§ TASK ITEM
Pull every line with "تاریخ" from the data.

§ TASK INPUT
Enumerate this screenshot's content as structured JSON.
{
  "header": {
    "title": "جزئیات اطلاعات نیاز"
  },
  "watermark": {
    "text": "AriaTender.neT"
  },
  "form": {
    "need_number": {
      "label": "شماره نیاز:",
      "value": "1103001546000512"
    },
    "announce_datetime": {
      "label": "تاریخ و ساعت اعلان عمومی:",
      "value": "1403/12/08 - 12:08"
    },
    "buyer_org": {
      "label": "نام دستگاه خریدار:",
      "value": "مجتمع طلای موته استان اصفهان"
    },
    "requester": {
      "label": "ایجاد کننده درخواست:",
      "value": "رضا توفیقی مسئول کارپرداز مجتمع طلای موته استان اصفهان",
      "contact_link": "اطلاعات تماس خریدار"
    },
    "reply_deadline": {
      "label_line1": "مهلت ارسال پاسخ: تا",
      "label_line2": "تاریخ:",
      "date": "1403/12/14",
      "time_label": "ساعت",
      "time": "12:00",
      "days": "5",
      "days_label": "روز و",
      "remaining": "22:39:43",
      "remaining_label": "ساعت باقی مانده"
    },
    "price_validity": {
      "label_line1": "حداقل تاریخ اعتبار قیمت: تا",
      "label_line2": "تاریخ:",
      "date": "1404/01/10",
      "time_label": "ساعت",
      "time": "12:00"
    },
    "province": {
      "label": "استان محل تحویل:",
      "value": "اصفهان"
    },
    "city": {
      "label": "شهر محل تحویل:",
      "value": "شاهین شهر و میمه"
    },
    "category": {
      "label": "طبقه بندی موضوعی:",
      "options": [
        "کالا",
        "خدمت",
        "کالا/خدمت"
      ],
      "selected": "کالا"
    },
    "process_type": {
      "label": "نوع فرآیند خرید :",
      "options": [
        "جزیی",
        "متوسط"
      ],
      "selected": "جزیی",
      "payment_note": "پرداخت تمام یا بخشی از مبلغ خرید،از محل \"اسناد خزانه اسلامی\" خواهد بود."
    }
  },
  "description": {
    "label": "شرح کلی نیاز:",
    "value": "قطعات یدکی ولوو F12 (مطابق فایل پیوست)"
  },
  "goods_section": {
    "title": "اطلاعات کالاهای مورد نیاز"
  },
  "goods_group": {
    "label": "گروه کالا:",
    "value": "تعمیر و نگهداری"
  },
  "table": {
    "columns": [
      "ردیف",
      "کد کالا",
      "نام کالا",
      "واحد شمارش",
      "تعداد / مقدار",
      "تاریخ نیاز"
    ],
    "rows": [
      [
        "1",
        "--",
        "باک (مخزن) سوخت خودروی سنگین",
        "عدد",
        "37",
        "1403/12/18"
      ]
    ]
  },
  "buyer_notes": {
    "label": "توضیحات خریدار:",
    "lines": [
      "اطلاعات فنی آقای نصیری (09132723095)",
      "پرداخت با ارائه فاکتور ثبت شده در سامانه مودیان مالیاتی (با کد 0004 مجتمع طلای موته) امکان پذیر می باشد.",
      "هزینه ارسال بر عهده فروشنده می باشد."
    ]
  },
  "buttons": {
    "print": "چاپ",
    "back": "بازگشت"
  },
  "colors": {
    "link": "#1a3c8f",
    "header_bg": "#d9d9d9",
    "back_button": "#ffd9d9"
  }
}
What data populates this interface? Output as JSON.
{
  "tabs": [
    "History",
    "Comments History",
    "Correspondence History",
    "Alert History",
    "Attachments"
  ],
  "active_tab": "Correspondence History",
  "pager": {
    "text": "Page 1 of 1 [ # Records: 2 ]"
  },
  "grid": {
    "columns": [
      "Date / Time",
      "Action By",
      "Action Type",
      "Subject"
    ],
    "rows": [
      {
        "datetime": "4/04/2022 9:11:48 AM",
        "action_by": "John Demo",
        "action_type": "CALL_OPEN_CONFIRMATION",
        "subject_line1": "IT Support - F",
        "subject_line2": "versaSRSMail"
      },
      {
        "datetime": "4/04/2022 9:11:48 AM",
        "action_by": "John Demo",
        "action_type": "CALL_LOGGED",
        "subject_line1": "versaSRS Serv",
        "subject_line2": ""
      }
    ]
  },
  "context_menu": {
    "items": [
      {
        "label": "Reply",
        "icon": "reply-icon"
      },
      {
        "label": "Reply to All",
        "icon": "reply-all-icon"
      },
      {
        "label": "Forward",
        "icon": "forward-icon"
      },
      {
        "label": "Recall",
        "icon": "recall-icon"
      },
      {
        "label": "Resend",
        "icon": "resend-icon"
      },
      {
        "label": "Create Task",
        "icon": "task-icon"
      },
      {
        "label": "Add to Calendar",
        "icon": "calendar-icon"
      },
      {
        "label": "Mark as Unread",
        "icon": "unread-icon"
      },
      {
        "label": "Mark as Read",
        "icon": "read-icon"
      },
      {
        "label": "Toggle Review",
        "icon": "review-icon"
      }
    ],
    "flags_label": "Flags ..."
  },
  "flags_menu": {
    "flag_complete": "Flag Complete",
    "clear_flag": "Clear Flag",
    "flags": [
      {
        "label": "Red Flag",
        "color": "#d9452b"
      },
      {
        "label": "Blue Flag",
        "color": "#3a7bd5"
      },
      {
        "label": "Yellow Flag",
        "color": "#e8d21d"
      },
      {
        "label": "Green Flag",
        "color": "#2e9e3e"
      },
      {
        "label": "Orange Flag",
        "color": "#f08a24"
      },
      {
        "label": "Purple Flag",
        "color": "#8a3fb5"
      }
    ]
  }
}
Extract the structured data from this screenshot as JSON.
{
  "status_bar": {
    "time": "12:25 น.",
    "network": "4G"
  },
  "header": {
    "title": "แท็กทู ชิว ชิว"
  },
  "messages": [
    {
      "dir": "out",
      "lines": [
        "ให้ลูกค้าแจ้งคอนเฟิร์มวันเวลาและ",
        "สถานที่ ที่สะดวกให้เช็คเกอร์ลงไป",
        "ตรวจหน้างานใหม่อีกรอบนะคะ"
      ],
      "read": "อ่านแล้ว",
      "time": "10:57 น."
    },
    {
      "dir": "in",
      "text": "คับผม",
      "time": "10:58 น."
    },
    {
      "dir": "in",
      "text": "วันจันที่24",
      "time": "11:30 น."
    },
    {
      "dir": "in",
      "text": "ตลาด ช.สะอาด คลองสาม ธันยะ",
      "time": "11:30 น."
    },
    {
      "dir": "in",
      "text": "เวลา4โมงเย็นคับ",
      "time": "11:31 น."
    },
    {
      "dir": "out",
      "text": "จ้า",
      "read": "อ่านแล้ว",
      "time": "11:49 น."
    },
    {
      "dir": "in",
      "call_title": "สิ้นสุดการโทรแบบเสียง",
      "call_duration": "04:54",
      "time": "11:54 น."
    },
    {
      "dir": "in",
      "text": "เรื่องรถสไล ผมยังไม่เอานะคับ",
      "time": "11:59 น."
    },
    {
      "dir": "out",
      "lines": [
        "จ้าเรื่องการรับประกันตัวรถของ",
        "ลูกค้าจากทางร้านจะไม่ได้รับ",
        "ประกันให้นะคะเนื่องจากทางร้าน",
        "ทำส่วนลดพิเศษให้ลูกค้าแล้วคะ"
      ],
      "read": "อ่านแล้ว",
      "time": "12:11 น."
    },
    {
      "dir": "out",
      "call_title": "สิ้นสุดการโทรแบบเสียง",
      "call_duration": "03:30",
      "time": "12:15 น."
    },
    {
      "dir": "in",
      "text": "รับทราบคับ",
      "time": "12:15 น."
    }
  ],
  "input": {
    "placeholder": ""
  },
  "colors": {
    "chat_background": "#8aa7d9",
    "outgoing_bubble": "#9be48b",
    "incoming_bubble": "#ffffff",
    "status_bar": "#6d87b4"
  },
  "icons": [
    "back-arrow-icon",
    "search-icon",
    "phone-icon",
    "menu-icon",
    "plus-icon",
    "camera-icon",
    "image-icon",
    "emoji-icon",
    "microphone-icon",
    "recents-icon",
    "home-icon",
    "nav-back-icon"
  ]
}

§ FINISHED EXERCISE
      "label": "تاریخ و ساعت اعلان عمومی:",
      "label_line2": "تاریخ:",
      "label_line1": "حداقل تاریخ اعتبار قیمت: تا",
      "label_line2": "تاریخ:",
      "تاریخ نیاز"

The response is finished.